Among the records below, find the lines containing "title" and state only how many there are.

Data supplied
+ + + + +
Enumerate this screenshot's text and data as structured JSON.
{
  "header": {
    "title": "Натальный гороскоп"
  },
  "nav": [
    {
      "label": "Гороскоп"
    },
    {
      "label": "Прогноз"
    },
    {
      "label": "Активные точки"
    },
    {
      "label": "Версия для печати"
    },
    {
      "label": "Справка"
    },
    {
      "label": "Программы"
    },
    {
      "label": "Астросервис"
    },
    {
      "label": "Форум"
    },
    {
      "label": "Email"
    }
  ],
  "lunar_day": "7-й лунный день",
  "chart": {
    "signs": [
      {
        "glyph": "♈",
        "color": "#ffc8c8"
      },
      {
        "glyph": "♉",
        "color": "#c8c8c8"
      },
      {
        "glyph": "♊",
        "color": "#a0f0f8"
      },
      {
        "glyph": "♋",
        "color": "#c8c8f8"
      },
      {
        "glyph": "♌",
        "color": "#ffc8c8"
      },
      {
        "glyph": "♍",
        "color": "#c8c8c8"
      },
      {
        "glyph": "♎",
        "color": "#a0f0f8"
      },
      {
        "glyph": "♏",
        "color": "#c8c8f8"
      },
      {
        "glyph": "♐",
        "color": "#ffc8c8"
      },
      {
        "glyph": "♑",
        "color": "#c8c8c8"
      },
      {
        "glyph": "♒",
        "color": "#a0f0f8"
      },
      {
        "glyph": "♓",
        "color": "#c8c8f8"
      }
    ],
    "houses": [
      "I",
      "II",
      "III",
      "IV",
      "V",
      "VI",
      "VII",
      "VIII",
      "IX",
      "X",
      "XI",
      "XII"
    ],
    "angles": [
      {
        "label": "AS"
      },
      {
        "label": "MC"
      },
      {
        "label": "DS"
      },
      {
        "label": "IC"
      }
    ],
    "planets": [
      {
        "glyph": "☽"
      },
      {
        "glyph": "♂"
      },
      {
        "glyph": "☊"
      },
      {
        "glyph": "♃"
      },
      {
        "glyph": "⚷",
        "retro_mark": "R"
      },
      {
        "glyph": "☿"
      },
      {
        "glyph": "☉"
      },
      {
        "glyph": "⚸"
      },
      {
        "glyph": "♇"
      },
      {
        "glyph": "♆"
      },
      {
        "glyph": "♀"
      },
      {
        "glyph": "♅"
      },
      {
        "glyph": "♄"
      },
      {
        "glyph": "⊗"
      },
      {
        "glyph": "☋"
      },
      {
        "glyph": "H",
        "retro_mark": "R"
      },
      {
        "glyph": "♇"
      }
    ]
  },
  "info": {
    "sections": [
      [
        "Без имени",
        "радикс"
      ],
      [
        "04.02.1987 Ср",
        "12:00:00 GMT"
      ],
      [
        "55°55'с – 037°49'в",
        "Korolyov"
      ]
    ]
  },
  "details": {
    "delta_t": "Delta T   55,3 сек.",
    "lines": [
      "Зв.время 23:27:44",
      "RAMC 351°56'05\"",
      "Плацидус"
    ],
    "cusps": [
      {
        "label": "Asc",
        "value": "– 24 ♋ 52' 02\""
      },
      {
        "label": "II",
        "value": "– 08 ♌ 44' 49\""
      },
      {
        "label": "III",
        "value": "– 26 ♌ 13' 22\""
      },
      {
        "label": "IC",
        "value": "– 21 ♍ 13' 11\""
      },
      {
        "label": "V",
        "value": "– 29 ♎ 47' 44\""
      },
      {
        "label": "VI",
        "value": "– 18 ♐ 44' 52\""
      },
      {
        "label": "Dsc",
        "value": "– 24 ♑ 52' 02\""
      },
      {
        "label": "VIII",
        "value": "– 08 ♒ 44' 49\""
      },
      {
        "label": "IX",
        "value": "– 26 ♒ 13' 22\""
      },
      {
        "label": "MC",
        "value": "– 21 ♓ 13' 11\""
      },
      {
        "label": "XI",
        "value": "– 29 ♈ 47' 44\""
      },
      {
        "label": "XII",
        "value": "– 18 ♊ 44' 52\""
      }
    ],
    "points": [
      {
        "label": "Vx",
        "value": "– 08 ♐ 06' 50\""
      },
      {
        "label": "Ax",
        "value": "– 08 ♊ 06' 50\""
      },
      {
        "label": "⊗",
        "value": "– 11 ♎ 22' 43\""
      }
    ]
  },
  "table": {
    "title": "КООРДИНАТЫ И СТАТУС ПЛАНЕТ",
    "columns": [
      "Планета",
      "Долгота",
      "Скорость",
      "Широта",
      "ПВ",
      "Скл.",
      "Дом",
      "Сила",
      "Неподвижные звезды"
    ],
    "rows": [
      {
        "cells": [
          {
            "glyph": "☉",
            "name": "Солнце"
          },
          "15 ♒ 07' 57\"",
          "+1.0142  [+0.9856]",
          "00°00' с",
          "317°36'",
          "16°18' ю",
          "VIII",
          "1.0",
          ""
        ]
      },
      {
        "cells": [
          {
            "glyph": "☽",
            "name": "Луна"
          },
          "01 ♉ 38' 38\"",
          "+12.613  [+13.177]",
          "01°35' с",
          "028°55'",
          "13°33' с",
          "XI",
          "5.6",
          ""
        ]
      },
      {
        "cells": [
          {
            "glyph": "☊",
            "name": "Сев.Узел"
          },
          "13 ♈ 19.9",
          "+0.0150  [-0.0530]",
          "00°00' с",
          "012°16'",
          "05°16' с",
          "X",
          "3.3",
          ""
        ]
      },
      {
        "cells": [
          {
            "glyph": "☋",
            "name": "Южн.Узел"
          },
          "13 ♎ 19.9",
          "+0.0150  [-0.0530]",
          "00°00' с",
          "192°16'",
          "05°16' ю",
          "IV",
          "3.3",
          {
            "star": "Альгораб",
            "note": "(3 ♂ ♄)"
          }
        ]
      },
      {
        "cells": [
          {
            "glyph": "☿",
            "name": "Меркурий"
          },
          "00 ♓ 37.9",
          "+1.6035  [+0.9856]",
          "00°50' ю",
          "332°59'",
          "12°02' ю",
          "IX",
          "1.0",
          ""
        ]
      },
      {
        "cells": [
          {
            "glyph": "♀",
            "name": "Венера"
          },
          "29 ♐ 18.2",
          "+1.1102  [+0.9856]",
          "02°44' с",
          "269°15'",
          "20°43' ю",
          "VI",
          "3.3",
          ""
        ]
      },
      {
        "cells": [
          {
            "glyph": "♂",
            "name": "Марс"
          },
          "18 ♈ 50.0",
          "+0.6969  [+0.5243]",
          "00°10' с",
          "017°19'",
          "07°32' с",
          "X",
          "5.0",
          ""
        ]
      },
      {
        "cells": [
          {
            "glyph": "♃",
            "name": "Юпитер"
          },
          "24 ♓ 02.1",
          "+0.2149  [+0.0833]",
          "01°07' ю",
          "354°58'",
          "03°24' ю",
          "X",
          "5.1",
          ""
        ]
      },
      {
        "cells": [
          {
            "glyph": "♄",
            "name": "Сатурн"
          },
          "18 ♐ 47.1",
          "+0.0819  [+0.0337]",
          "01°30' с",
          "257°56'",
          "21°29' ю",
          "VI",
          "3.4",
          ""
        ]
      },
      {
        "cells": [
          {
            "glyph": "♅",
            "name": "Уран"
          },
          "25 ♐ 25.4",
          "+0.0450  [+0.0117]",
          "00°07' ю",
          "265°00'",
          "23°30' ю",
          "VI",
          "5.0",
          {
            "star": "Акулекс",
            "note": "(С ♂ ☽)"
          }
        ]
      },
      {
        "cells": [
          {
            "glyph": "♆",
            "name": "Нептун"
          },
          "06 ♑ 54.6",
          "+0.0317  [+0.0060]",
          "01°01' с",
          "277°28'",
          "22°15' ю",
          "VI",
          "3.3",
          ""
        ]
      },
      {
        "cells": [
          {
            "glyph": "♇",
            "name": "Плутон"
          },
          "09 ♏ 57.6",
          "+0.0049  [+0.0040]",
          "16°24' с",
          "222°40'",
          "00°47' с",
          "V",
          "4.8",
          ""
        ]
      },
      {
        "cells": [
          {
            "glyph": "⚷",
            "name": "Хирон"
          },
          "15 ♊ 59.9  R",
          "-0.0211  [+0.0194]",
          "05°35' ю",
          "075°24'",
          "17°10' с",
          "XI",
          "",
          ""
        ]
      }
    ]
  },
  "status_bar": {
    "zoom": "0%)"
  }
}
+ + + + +
Answer to this task
2